Aims: Young adulthood represents a period of continued smoking progression and the establishment of regular and long-term smoking practices. Our understanding of the psychological processes that facilitate and solidify regular smoking patterns in this developmental period is limited. We sought to evaluate the role of depression symptoms in young adult smoking uptake and to evaluate whether non-smoking related alternative reinforcers was a mechanism by which depression symptoms influence smoking.
Participants: The sample was composed of 834 young adults who participated in a longitudinal study of smoking adoption (aged 18-22 years).
Design and measurements: In this prospective cohort study, smoking, depression, alternative reinforcers and several covariates were measured annually via telephone from emerging adulthood (age 18) to young adulthood (age 22).
Findings: Results of a parallel processes latent growth curve model showed that depression symptoms level (baseline age 18) had a significant negative effect on substitute alternative reinforcers trend (β = -0.01, Z = -3.17, P=0.002) and that substitute reinforcers trend had a significant negative effect on smoking trend (β = -0.62, Z = -2.99, P = 0.003). An assessment of indirect effects revealed that depression symptoms level had a significant positive indirect effect on smoking trend through substitute alternative reinforcers trend (β = 0.01, Z = 2.09, P = 0.04, 99% CI = 0.001, 0.02), such that greater depression symptoms at baseline predicted decreases in substitute reinforcers across time which in turn predicted increases in smoking uptake/rate from emerging to young adulthood.

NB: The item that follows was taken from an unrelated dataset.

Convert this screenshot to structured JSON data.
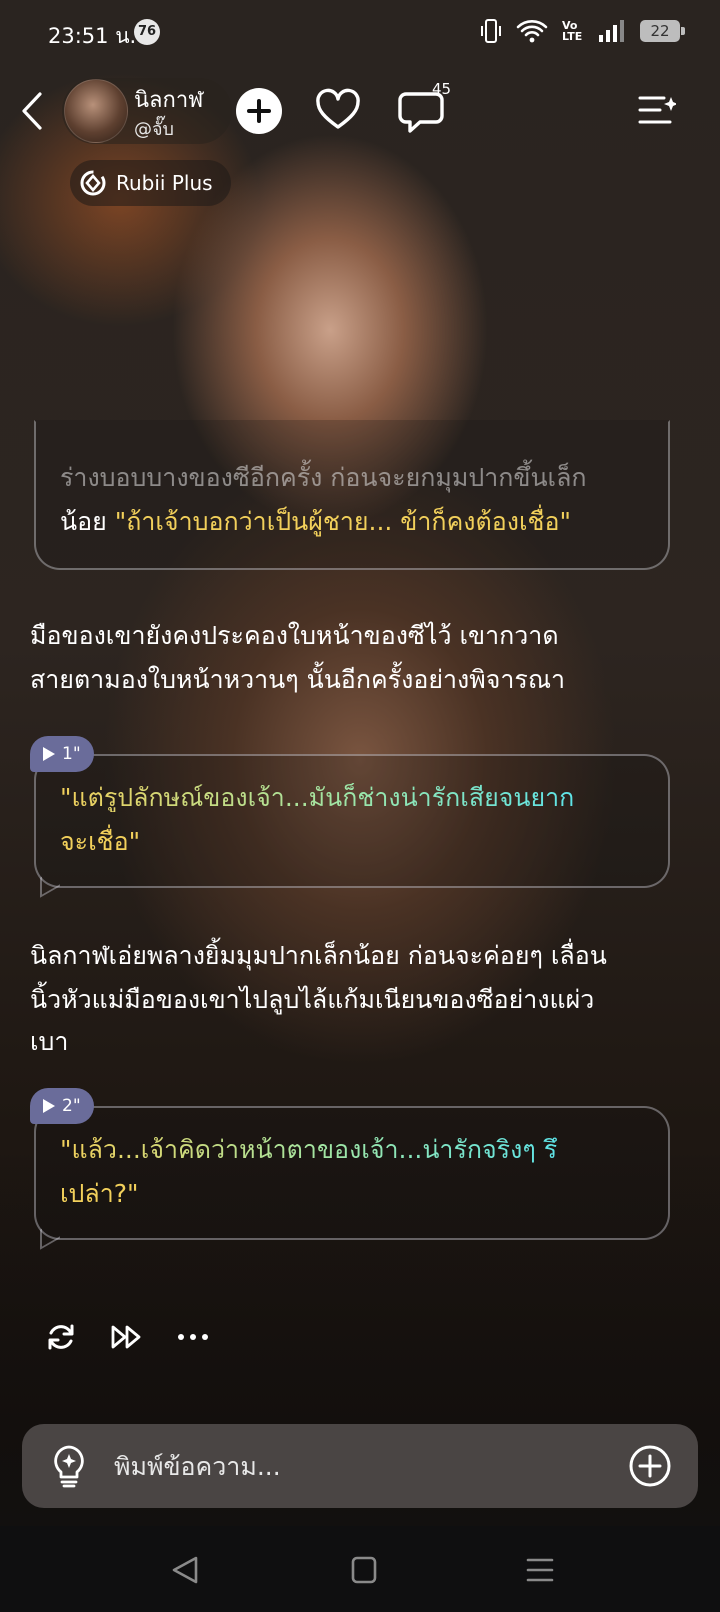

Conclusions: Depressive symptoms in emerging adulthood appear to influence smoking uptake and smoking rate through reductions in alternative reinforcers. This suggests that increasing involvement in alternative reinforcers may prevent smoking uptake and escalation in smoking rate.
© 2010 The Authors, Addiction © 2010 Society for the Study of Addiction.